# Task requirements
Retype the line with "Enumerate this screenshot's" exactly. Then retype every line after it through the end of the entries below, and nothing more, leaving out pictures.

[Web page and app entries]
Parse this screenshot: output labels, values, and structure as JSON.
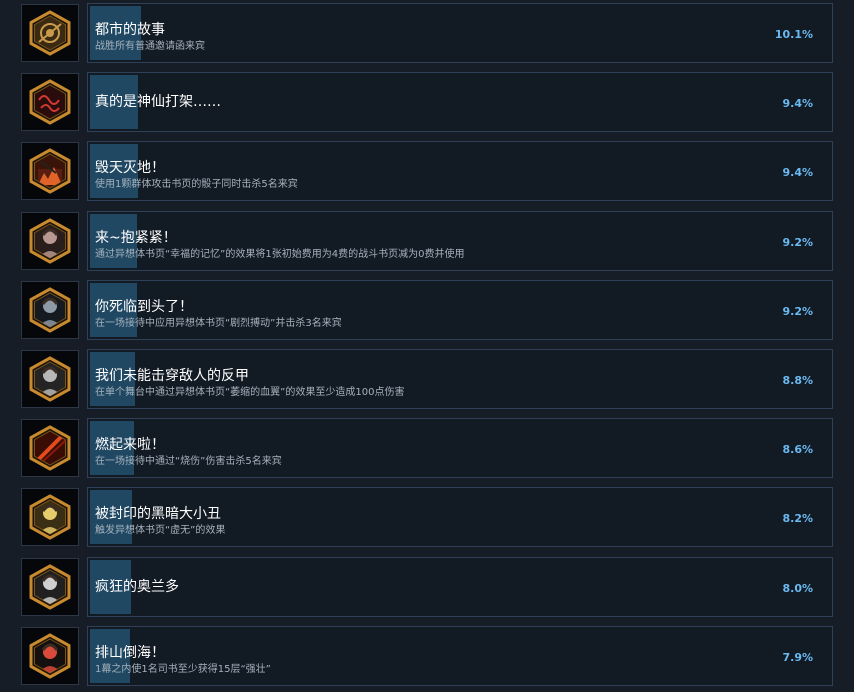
{
  "achievements": [
    {
      "title": "都市的故事",
      "description": "战胜所有普通邀请函来宾",
      "percent_label": "10.1%",
      "percent": 10.1,
      "icon": "gear-scroll-icon",
      "theme": "#c99a4a",
      "bg": "#3a2a14"
    },
    {
      "title": "真的是神仙打架……",
      "description": "",
      "percent_label": "9.4%",
      "percent": 9.4,
      "icon": "red-script-icon",
      "theme": "#d13a32",
      "bg": "#2a0c0c"
    },
    {
      "title": "毁天灭地！",
      "description": "使用1颗群体攻击书页的骰子同时击杀5名来宾",
      "percent_label": "9.4%",
      "percent": 9.4,
      "icon": "burning-building-icon",
      "theme": "#e0642a",
      "bg": "#3a1408"
    },
    {
      "title": "来~抱紧紧！",
      "description": "通过异想体书页“幸福的记忆”的效果将1张初始费用为4费的战斗书页减为0费并使用",
      "percent_label": "9.2%",
      "percent": 9.2,
      "icon": "girl-portrait-icon",
      "theme": "#b89890",
      "bg": "#2a1e1c"
    },
    {
      "title": "你死临到头了！",
      "description": "在一场接待中应用异想体书页“剧烈搏动”并击杀3名来宾",
      "percent_label": "9.2%",
      "percent": 9.2,
      "icon": "suited-man-icon",
      "theme": "#8e9aa6",
      "bg": "#151a20"
    },
    {
      "title": "我们未能击穿敌人的反甲",
      "description": "在单个舞台中通过异想体书页“萎缩的血翼”的效果至少造成100点伤害",
      "percent_label": "8.8%",
      "percent": 8.8,
      "icon": "gray-hair-man-icon",
      "theme": "#b8b8b8",
      "bg": "#242424"
    },
    {
      "title": "燃起来啦！",
      "description": "在一场接待中通过“烧伤”伤害击杀5名来宾",
      "percent_label": "8.6%",
      "percent": 8.6,
      "icon": "flame-slash-icon",
      "theme": "#e24b1c",
      "bg": "#3a0c06"
    },
    {
      "title": "被封印的黑暗大小丑",
      "description": "触发异想体书页“虚无”的效果",
      "percent_label": "8.2%",
      "percent": 8.2,
      "icon": "blonde-woman-icon",
      "theme": "#e6cc6a",
      "bg": "#3a2e14"
    },
    {
      "title": "疯狂的奥兰多",
      "description": "",
      "percent_label": "8.0%",
      "percent": 8.0,
      "icon": "mad-figure-icon",
      "theme": "#cfcfcf",
      "bg": "#202020"
    },
    {
      "title": "排山倒海！",
      "description": "1幕之内使1名司书至少获得15层“强壮”",
      "percent_label": "7.9%",
      "percent": 7.9,
      "icon": "hat-figure-icon",
      "theme": "#d94a3a",
      "bg": "#141010"
    }
  ],
  "colors": {
    "background": "#161d27",
    "card": "#121a24",
    "card_border": "#2e4158",
    "progress_fill": "#204863",
    "percent_text": "#6ab9f0",
    "hex_frame": "#c88a2e"
  }
}
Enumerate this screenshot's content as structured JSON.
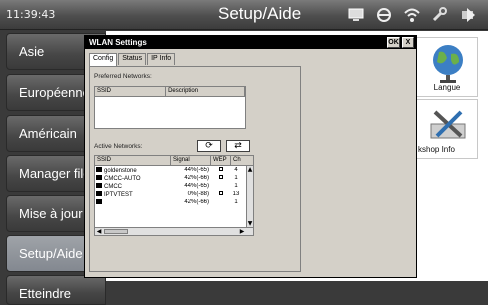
{
  "statusbar": {
    "time": "11:39:43",
    "title": "Setup/Aide"
  },
  "menu": {
    "items": [
      {
        "label": "Asie"
      },
      {
        "label": "Européenne"
      },
      {
        "label": "Américain"
      },
      {
        "label": "Manager file"
      },
      {
        "label": "Mise à jour"
      },
      {
        "label": "Setup/Aide",
        "active": true
      },
      {
        "label": "Etteindre"
      }
    ]
  },
  "tiles": {
    "langue": "Langue",
    "workshop": "kshop Info"
  },
  "dialog": {
    "title": "WLAN Settings",
    "ok_label": "OK",
    "close_label": "X",
    "tabs": [
      "Config",
      "Status",
      "IP Info"
    ],
    "preferred_label": "Preferred Networks:",
    "preferred_columns": [
      "SSID",
      "Description"
    ],
    "active_label": "Active Networks:",
    "active_columns": [
      "SSID",
      "Signal",
      "WEP",
      "Ch"
    ],
    "refresh_glyph": "⟳",
    "connect_glyph": "⇄",
    "networks": [
      {
        "ssid": "goldenstone",
        "signal": "44%(-65)",
        "wep": "lock",
        "ch": "4"
      },
      {
        "ssid": "CMCC-AUTO",
        "signal": "42%(-66)",
        "wep": "lock",
        "ch": "1"
      },
      {
        "ssid": "CMCC",
        "signal": "44%(-65)",
        "wep": "",
        "ch": "1"
      },
      {
        "ssid": "IPTVTEST",
        "signal": "0%(-88)",
        "wep": "lock",
        "ch": "13"
      },
      {
        "ssid": "",
        "signal": "42%(-66)",
        "wep": "",
        "ch": "1"
      }
    ]
  }
}
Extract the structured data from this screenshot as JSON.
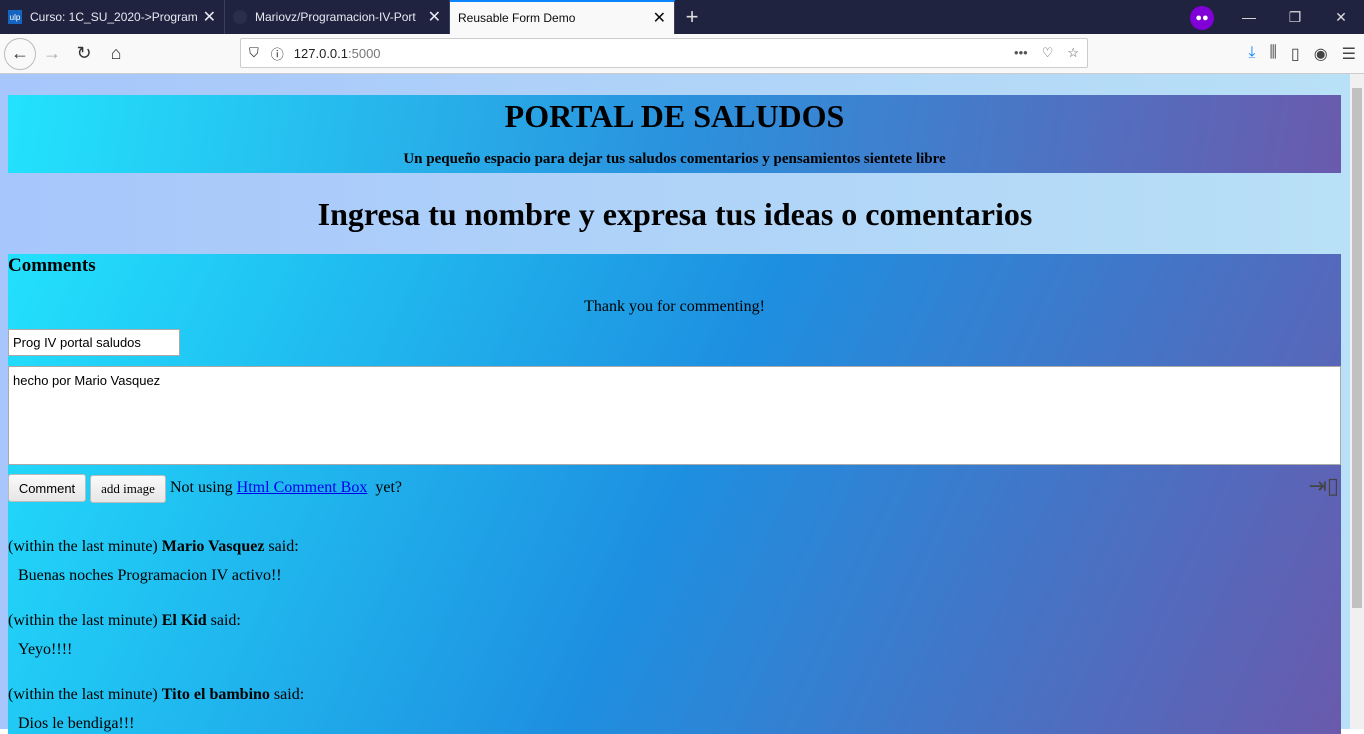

# Completed exercise
Enumerate this screenshot's content as structured JSON.
{
  "statusbar": {
    "time": "11:39:43",
    "title": "Setup/Aide"
  },
  "menu": {
    "items": [
      {
        "label": "Asie"
      },
      {
        "label": "Européenne"
      },
      {
        "label": "Américain"
      },
      {
        "label": "Manager file"
      },
      {
        "label": "Mise à jour"
      },
      {
        "label": "Setup/Aide",
        "active": true
      },
      {
        "label": "Etteindre"
      }
    ]
  },
  "tiles": {
    "langue": "Langue",
    "workshop": "kshop Info"
  },
  "dialog": {
    "title": "WLAN Settings",
    "ok_label": "OK",
    "close_label": "X",
    "tabs": [
      "Config",
      "Status",
      "IP Info"
    ],
    "preferred_label": "Preferred Networks:",
    "preferred_columns": [
      "SSID",
      "Description"
    ],
    "active_label": "Active Networks:",
    "active_columns": [
      "SSID",
      "Signal",
      "WEP",
      "Ch"
    ],
    "refresh_glyph": "⟳",
    "connect_glyph": "⇄",
    "networks": [
      {
        "ssid": "goldenstone",
        "signal": "44%(-65)",
        "wep": "lock",
        "ch": "4"
      },
      {
        "ssid": "CMCC-AUTO",
        "signal": "42%(-66)",
        "wep": "lock",
        "ch": "1"
      },
      {
        "ssid": "CMCC",
        "signal": "44%(-65)",
        "wep": "",
        "ch": "1"
      },
      {
        "ssid": "IPTVTEST",
        "signal": "0%(-88)",
        "wep": "lock",
        "ch": "13"
      },
      {
        "ssid": "",
        "signal": "42%(-66)",
        "wep": "",
        "ch": "1"
      }
    ]
  }
}
Extract the structured data from this screenshot as JSON.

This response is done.